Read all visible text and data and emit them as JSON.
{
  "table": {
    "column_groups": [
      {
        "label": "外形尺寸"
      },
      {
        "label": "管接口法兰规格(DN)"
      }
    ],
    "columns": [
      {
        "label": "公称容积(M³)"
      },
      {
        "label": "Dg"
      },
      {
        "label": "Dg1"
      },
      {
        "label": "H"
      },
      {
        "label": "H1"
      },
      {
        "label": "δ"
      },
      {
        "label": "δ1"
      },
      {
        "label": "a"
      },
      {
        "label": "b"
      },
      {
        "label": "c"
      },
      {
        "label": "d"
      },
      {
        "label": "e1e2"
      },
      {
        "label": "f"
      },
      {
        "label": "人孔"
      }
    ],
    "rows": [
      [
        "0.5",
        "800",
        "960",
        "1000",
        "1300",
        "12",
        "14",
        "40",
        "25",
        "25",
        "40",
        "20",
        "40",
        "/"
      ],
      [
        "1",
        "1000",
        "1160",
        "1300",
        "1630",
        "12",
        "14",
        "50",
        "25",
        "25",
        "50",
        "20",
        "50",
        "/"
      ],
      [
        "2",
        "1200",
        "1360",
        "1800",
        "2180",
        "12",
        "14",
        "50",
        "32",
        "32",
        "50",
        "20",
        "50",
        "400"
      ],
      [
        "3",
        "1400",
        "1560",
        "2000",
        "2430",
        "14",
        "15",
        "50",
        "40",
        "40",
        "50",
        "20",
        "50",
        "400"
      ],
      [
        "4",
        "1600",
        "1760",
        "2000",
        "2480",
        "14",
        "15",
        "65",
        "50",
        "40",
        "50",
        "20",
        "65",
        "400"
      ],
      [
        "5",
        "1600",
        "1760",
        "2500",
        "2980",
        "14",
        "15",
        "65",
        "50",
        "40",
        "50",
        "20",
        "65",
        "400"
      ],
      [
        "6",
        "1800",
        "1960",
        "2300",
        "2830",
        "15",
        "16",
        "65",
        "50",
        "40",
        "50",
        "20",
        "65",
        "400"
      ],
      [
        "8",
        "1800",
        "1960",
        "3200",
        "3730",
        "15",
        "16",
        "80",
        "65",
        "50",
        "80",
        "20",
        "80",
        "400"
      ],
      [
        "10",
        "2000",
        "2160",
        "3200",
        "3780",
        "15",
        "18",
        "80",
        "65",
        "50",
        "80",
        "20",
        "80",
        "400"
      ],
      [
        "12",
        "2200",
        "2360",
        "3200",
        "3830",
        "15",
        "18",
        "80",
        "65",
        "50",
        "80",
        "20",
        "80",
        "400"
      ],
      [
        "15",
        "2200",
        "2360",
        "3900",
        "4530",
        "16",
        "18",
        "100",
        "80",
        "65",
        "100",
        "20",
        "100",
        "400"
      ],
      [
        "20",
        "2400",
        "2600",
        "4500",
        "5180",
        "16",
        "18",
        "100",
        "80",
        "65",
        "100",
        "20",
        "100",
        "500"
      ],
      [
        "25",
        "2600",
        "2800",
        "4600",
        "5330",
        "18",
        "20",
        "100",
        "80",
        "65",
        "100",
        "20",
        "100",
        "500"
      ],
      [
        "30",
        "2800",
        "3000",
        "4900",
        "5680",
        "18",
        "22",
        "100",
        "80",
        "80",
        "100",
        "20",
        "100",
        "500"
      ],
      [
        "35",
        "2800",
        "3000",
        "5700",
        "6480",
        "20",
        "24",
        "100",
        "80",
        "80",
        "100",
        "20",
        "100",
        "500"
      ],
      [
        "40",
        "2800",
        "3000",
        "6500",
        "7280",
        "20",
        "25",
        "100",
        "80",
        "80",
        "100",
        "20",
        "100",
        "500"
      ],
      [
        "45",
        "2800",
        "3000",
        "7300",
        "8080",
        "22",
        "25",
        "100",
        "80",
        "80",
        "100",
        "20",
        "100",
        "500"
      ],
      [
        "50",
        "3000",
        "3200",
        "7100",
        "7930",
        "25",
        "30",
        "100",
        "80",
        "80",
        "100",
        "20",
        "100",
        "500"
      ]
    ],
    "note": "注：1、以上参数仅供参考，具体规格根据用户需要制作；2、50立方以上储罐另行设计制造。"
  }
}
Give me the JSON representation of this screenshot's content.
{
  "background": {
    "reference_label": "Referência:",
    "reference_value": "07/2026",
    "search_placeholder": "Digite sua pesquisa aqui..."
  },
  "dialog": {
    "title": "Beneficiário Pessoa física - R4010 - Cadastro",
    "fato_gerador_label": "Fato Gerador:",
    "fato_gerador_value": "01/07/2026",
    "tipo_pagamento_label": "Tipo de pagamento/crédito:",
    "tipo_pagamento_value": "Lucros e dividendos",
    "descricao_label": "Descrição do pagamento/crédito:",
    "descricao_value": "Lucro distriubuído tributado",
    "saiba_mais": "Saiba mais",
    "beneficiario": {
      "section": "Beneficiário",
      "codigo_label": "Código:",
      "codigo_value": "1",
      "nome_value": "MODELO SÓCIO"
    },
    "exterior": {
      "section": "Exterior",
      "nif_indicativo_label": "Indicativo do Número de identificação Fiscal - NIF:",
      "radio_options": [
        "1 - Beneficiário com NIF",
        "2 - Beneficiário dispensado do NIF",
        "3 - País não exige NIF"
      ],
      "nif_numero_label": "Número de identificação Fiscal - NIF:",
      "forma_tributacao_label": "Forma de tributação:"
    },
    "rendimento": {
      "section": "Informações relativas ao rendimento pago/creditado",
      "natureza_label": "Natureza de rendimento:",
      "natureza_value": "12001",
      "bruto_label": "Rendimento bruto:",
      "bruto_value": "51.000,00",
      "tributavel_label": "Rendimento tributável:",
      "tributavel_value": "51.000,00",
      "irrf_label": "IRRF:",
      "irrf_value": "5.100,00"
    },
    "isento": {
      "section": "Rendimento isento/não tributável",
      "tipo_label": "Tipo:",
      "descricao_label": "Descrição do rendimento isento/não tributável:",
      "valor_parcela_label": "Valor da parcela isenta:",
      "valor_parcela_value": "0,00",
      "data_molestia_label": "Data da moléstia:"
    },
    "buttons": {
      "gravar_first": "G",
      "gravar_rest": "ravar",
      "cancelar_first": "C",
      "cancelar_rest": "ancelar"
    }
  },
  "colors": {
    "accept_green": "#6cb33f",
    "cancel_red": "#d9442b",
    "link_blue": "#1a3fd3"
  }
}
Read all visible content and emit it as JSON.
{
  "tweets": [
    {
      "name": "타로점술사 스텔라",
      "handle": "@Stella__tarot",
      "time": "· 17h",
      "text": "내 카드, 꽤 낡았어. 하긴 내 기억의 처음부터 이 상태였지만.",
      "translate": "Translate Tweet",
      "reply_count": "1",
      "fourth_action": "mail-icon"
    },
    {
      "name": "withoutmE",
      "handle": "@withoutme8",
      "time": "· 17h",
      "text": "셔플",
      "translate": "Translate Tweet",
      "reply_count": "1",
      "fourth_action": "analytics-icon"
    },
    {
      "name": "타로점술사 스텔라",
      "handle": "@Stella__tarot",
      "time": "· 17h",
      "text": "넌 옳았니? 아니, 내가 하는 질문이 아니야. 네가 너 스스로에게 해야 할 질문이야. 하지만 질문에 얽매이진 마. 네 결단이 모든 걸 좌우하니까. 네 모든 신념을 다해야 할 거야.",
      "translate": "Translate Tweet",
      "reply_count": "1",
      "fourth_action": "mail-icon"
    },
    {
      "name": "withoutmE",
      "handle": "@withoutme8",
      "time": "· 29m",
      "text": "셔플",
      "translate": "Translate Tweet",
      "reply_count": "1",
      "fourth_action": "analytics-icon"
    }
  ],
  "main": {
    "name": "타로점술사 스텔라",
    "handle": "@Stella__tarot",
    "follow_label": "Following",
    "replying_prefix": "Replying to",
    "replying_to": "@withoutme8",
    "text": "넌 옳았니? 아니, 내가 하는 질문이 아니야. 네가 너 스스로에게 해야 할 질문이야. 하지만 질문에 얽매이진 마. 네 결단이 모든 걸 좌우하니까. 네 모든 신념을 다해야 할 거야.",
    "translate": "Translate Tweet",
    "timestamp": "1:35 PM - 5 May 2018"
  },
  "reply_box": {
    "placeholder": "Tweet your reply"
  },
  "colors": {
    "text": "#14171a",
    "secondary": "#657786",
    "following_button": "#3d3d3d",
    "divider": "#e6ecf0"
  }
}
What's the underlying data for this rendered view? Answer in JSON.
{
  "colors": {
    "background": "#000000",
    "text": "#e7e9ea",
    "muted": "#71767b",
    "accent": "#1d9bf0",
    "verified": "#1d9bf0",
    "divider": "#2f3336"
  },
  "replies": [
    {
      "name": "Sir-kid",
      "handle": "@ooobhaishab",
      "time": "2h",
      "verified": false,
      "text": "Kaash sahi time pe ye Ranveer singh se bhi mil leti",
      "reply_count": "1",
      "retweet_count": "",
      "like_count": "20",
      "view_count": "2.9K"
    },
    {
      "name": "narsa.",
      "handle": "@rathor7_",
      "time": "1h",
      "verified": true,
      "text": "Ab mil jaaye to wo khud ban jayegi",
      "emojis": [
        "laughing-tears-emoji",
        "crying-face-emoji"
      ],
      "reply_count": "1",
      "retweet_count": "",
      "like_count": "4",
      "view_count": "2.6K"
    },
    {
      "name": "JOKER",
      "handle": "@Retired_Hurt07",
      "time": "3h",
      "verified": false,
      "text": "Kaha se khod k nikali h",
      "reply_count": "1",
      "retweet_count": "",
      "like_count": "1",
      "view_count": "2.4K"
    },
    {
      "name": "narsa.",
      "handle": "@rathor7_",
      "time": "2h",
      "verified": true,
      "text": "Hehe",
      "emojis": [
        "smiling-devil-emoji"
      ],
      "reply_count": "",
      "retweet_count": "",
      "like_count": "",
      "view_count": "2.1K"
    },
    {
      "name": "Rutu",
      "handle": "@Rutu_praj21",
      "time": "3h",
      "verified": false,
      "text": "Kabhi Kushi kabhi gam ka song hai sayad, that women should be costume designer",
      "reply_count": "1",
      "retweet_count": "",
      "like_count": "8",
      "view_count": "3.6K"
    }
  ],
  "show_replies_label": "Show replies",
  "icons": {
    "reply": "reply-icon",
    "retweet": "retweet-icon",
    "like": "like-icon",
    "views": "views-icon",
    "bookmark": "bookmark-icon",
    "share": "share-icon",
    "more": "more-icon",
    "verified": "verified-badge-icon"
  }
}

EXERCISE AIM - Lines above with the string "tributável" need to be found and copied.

RESPONSE BELOW -
      "tributavel_label": "Rendimento tributável:",
      "section": "Rendimento isento/não tributável",
      "descricao_label": "Descrição do rendimento isento/não tributável:",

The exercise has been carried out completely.